If William Clark Green was nervous about his follow up to Rose Queen, he needn’t be. Ringling Road, his fourth album set for release on April 21st, is quite honestly, stellar. Building on the foundation set with Rachel Loy on Rose Queen, Green possibly trumps the breakout project and is poised to have the spotlight that already shines on him burn even brighter.
One of the most talented songwriters on the scene, Green writes songs that are narratives, detailing vivid pictures that range from the romantic to the intense to the colorful (even the expletives and drug references aren’t gratuitous, they fall naturally in the storyline). And just as the songs can differ, Green’s smoky vocals adjust to convey whatever the songs require from romance to sorrow to displeasure, all of which are done with authenticity.
Green’s previous albums centered around Texas towns, and Ringling Road continues that tradition. Eastland, Texas figures prominently in the title track, a place where the Ringling Brothers Circus would stop to let the elephants out to drink from the lake. The standout track doesn’t focus on cotton candy and balloons, instead it captures the slightly creepy, debaucherous vibe of a travelling freak show in a richly detailed look at the circus oddities from the bearded lady to the tattooed man and all of their proclivities. The sing along at the end, with its pulsing beat, is spot on and makes you feel as if you are in the midst of the action.
The remainder of the record includes ten additional songs all of which Green had a hand in writing, including his #1 “Sympathy.” Lead track, “Next Big Thing” perfectly sets up the album. Rootsy and gritty, the song takes a (autobiographical?) look at trying to understanding what it means to be told you’re going to hit it big, while you’re still scrambling and sacrificing along the way. “Don’t know why people keep telling me/You’re the next big thing, what’s that mean….It’s insane what you do for a broken heart and some busted strings.”
Current single “Sticks and Stones,” a roots rocker, centers on rising above the trash talking in a small town. “Yeah you believe what you wanna believe, think that you know but don’t know me yeah……I won’t be beggin’ for a second chance/Do you really think that I give a damn?” While “Old Fashioned” spells out the truth on the lack of values in society today. “Yes sir, no sir, pardon me ma’am you don’t hear it much anymore/From the punk ass kids not giving a damn hanging at the corner store…..The whole world’s going to hell.”
There’s nothing not to love about taking a chance on love in the joyous, fiddle heavy, Cajun infused “Creek Don’t Rise,” or the swaggering groove of “Going Home,” in which thinking about returning to his love releases him of his sorrows.
That’s where the joyous love songs end and the more sobering ones begin.

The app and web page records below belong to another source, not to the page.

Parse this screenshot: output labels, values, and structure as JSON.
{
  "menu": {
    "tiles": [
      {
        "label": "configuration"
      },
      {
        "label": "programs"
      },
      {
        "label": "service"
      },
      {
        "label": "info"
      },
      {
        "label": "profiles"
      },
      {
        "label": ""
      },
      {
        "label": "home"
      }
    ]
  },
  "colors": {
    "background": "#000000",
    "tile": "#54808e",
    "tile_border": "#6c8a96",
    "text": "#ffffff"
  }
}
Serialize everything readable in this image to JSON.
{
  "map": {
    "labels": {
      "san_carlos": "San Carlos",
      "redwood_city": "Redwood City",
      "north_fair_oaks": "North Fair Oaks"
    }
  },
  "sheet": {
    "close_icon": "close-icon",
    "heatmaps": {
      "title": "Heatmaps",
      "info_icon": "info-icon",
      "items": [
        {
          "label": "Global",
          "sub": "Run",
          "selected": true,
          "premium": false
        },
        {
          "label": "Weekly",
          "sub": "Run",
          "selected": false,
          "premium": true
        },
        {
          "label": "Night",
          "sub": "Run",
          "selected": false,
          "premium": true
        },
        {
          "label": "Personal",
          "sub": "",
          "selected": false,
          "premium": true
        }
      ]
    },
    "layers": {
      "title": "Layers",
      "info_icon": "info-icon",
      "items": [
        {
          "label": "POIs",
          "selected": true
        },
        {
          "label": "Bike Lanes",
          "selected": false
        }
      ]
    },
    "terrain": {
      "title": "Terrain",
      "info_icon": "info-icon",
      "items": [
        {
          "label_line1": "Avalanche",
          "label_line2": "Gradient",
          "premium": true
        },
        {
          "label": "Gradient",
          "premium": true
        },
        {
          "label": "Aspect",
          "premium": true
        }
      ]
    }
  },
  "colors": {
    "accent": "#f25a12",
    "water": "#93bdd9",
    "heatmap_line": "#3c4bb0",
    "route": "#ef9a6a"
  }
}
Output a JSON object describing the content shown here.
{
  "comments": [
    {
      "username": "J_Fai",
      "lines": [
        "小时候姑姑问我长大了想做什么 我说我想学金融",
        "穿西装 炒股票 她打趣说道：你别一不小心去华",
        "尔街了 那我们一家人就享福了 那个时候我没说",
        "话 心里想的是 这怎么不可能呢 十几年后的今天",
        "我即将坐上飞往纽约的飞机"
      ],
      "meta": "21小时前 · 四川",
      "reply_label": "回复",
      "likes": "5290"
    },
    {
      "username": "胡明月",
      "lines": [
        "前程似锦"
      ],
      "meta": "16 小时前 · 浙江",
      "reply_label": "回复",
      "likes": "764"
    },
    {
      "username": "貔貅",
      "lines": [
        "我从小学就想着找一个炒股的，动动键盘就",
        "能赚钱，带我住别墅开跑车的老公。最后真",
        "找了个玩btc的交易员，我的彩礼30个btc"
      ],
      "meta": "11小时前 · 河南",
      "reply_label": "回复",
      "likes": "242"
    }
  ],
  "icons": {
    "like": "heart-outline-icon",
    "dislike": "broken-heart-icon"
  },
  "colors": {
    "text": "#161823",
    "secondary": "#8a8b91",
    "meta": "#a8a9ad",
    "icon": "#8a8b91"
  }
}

Emotionally charged, “Final This Time,” a duet with Dani Flowers in which she delivers the biting line “there’s a reason for me leaving/he’s a whole lot better than you,” is heartbreaking. Yet, despite the lyrics and the forlorn melody expressed by the harmonica, it feels like there’s the possibility of it not being so final. In the rocking “Hey Sarah” he tries everything he can from sleeping around to going to church in order to forget an ex because he “ain’t going back to what it used to be….I’ll do whatever I’ve got to do to get over you.” Finally in “Fool Me Once” he’s willing (and wanting) to be misled even if it’s for one time because he knows it’s “so damn far-fetched for me to steal your heart.”
Co-written with Kent Finlay, “Still Think About You” closes the album on a beautifully solemn, even painful, note that had me tearing up from the first beat. The song, with its haunting harmonies and piano, will break your heart, both in the realization that the relationship ended and in the words he chooses to use in expressing his sentiments. “I know you hate me now but I wanted you to know/Didn’t care enough, but I cared enough to let you go/Oh the bitter seeds we sow/And now you’re calling me a bastard calling me a liar/Sorry that you fell in love with someone you will never inspire.”
Ringling Road is one of those rare, complete records with keen observations on life, love, and society; where the players, the lyrics and the melodies are the attractions, and Green the self-assured ringmaster in the big top.
Purchase Ringling Road here
NB. Definitely purchase a physical copy of Ringling Road for the phenomenal artwork which was once again done by the extremely talented and Grammy winning ladies at Backstage Design.